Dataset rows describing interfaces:
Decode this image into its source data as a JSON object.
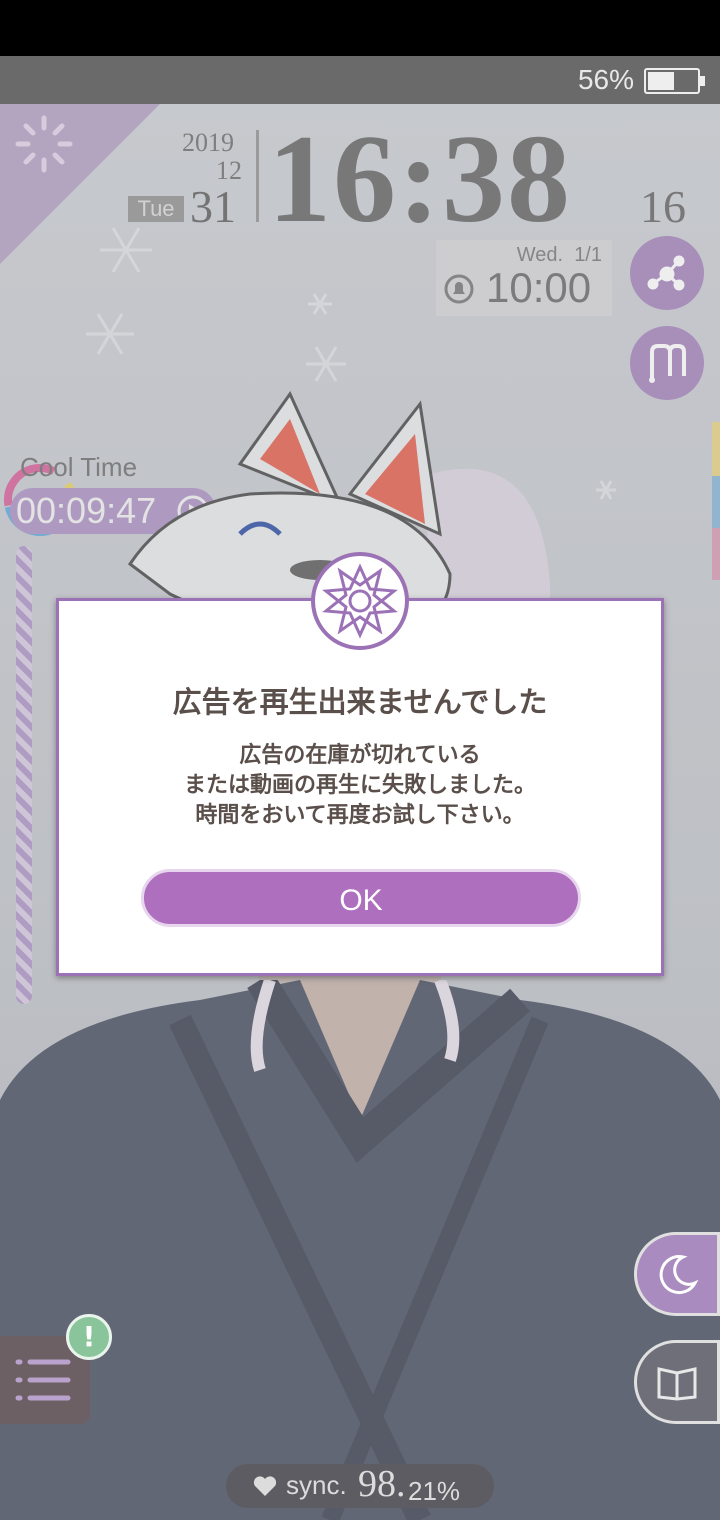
{
  "status_bar": {
    "battery_percent": "56%",
    "battery_level": 0.56
  },
  "clock": {
    "year": "2019",
    "month": "12",
    "weekday": "Tue",
    "day": "31",
    "time": "16:38",
    "seconds": "16"
  },
  "alarm": {
    "day": "Wed.",
    "date": "1/1",
    "time": "10:00"
  },
  "cool_time": {
    "label": "Cool Time",
    "value": "00:09:47"
  },
  "dialog": {
    "title": "広告を再生出来ませんでした",
    "message_lines": [
      "広告の在庫が切れている",
      "または動画の再生に失敗しました。",
      "時間をおいて再度お試し下さい。"
    ],
    "ok_label": "OK"
  },
  "sync": {
    "label": "sync.",
    "value_int": "98.",
    "value_decimal": "21%"
  },
  "colors": {
    "accent_purple": "#ad6fbe",
    "dialog_border": "#9b72b5",
    "alert_green": "#8ac49a"
  },
  "icons": [
    "share-icon",
    "m-logo-icon",
    "play-icon",
    "bell-icon",
    "menu-list-icon",
    "alert-icon",
    "moon-icon",
    "book-icon",
    "heart-icon",
    "emblem-icon"
  ]
}
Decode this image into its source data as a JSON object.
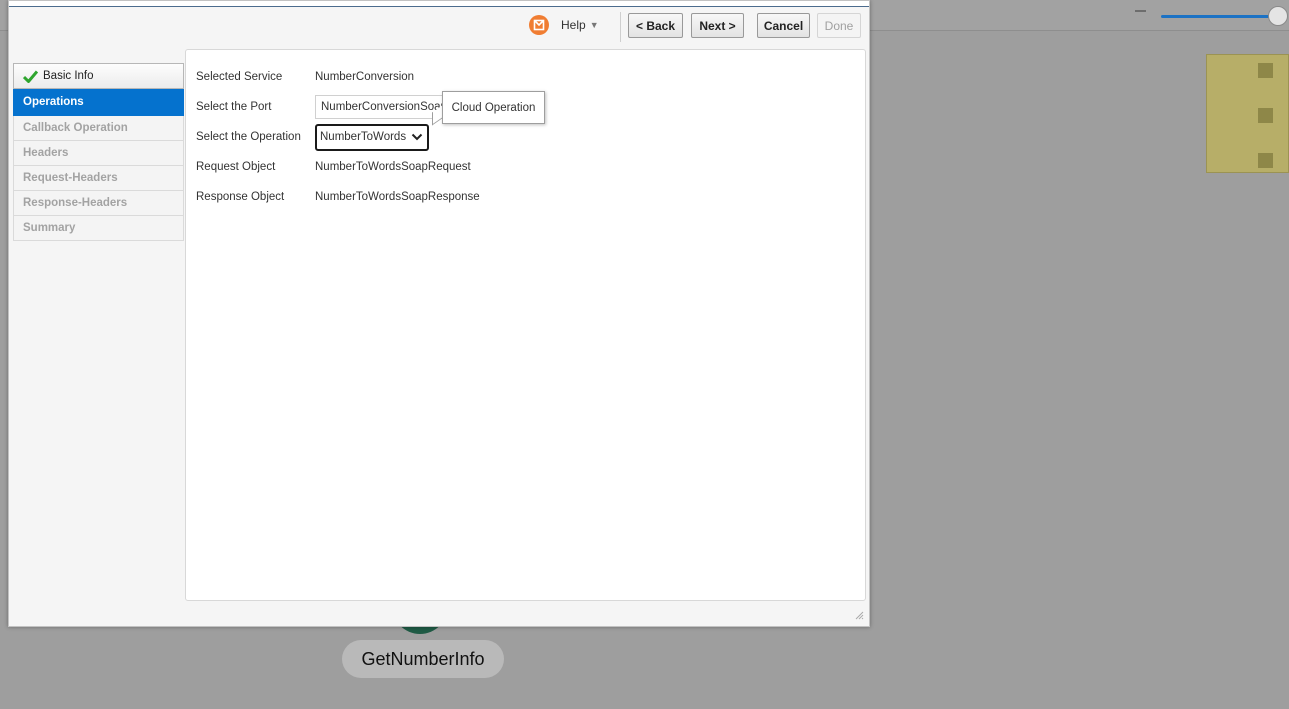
{
  "canvas": {
    "node_label": "GetNumberInfo"
  },
  "toolbar": {
    "help_label": "Help",
    "back_label": "< Back",
    "next_label": "Next >",
    "cancel_label": "Cancel",
    "done_label": "Done"
  },
  "train": {
    "steps": [
      {
        "label": "Basic Info",
        "state": "completed"
      },
      {
        "label": "Operations",
        "state": "active"
      },
      {
        "label": "Callback Operation",
        "state": "disabled"
      },
      {
        "label": "Headers",
        "state": "disabled"
      },
      {
        "label": "Request-Headers",
        "state": "disabled"
      },
      {
        "label": "Response-Headers",
        "state": "disabled"
      },
      {
        "label": "Summary",
        "state": "disabled"
      }
    ]
  },
  "form": {
    "selected_service": {
      "label": "Selected Service",
      "value": "NumberConversion"
    },
    "port": {
      "label": "Select the Port",
      "value": "NumberConversionSoap"
    },
    "operation": {
      "label": "Select the Operation",
      "value": "NumberToWords"
    },
    "request_object": {
      "label": "Request Object",
      "value": "NumberToWordsSoapRequest"
    },
    "response_object": {
      "label": "Response Object",
      "value": "NumberToWordsSoapResponse"
    }
  },
  "tooltip": {
    "text": "Cloud Operation"
  },
  "colors": {
    "accent": "#0572ce",
    "check": "#2ea52e",
    "flag": "#f07d32"
  }
}
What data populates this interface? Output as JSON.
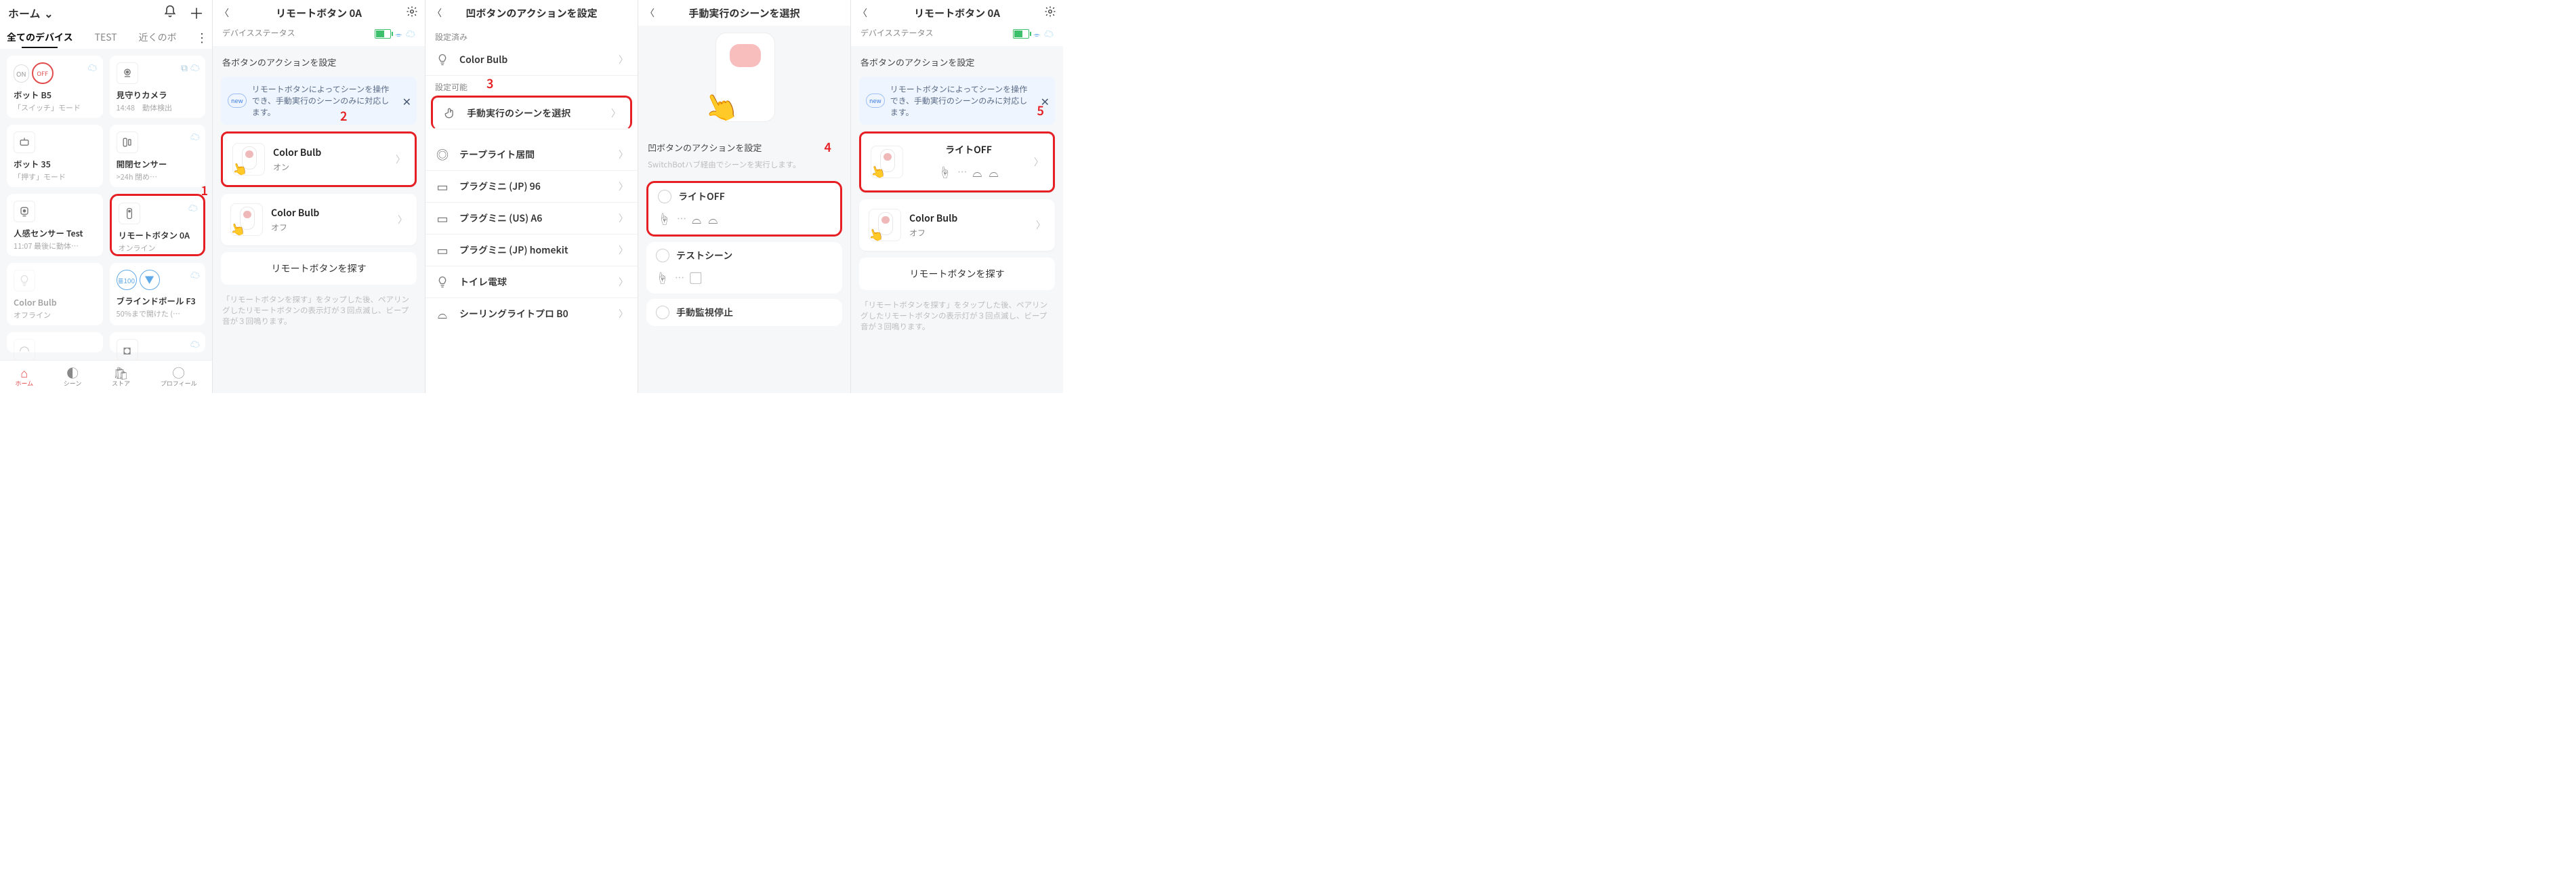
{
  "panel1": {
    "home_label": "ホーム",
    "tabs": {
      "all": "全てのデバイス",
      "test": "TEST",
      "near": "近くのボ"
    },
    "tiles": {
      "bot_b5": {
        "name": "ボット B5",
        "sub": "「スイッチ」モード",
        "on": "ON",
        "off": "OFF"
      },
      "camera": {
        "name": "見守りカメラ",
        "sub": "14:48　動体検出"
      },
      "bot_35": {
        "name": "ボット 35",
        "sub": "「押す」モード"
      },
      "contact": {
        "name": "開閉センサー",
        "sub": ">24h   閉め…"
      },
      "motion": {
        "name": "人感センサー Test",
        "sub": "11:07   最後に動体…"
      },
      "remote": {
        "name": "リモートボタン 0A",
        "sub": "オンライン"
      },
      "bulb": {
        "name": "Color Bulb",
        "sub": "オフライン"
      },
      "blind": {
        "name": "ブラインドポール  F3",
        "sub": "50%まで開けた (…",
        "pct": "100"
      },
      "step_num": "1"
    },
    "nav": {
      "home": "ホーム",
      "scene": "シーン",
      "store": "ストア",
      "profile": "プロフィール"
    }
  },
  "panel2": {
    "title": "リモートボタン 0A",
    "status_label": "デバイスステータス",
    "section": "各ボタンのアクションを設定",
    "banner": "リモートボタンによってシーンを操作でき、手動実行のシーンのみに対応します。",
    "top_btn": {
      "name": "Color Bulb",
      "state": "オン"
    },
    "bottom_btn": {
      "name": "Color Bulb",
      "state": "オフ"
    },
    "find": "リモートボタンを探す",
    "find_note": "「リモートボタンを探す」をタップした後、ペアリングしたリモートボタンの表示灯が３回点滅し、ビープ音が３回鳴ります。",
    "step_num": "2"
  },
  "panel3": {
    "title": "凹ボタンのアクションを設定",
    "set_already": "設定済み",
    "set_possible": "設定可能",
    "rows": {
      "color_bulb": "Color Bulb",
      "select_scene": "手動実行のシーンを選択",
      "tape_light": "テープライト居間",
      "plug_jp96": "プラグミニ (JP) 96",
      "plug_usa6": "プラグミニ (US) A6",
      "plug_homekit": "プラグミニ (JP) homekit",
      "toilet_bulb": "トイレ電球",
      "ceiling": "シーリングライトプロ B0"
    },
    "step_num": "3"
  },
  "panel4": {
    "title": "手動実行のシーンを選択",
    "section": "凹ボタンのアクションを設定",
    "sub": "SwitchBotハブ経由でシーンを実行します。",
    "scenes": {
      "light_off": "ライトOFF",
      "test_scene": "テストシーン",
      "manual_watch_stop": "手動監視停止"
    },
    "step_num": "4"
  },
  "panel5": {
    "title": "リモートボタン 0A",
    "status_label": "デバイスステータス",
    "section": "各ボタンのアクションを設定",
    "banner": "リモートボタンによってシーンを操作でき、手動実行のシーンのみに対応します。",
    "top_btn": {
      "name": "ライトOFF"
    },
    "bottom_btn": {
      "name": "Color Bulb",
      "state": "オフ"
    },
    "find": "リモートボタンを探す",
    "find_note": "「リモートボタンを探す」をタップした後、ペアリングしたリモートボタンの表示灯が３回点滅し、ビープ音が３回鳴ります。",
    "step_num": "5"
  }
}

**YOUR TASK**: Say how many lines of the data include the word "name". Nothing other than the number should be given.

**RESULT**: 12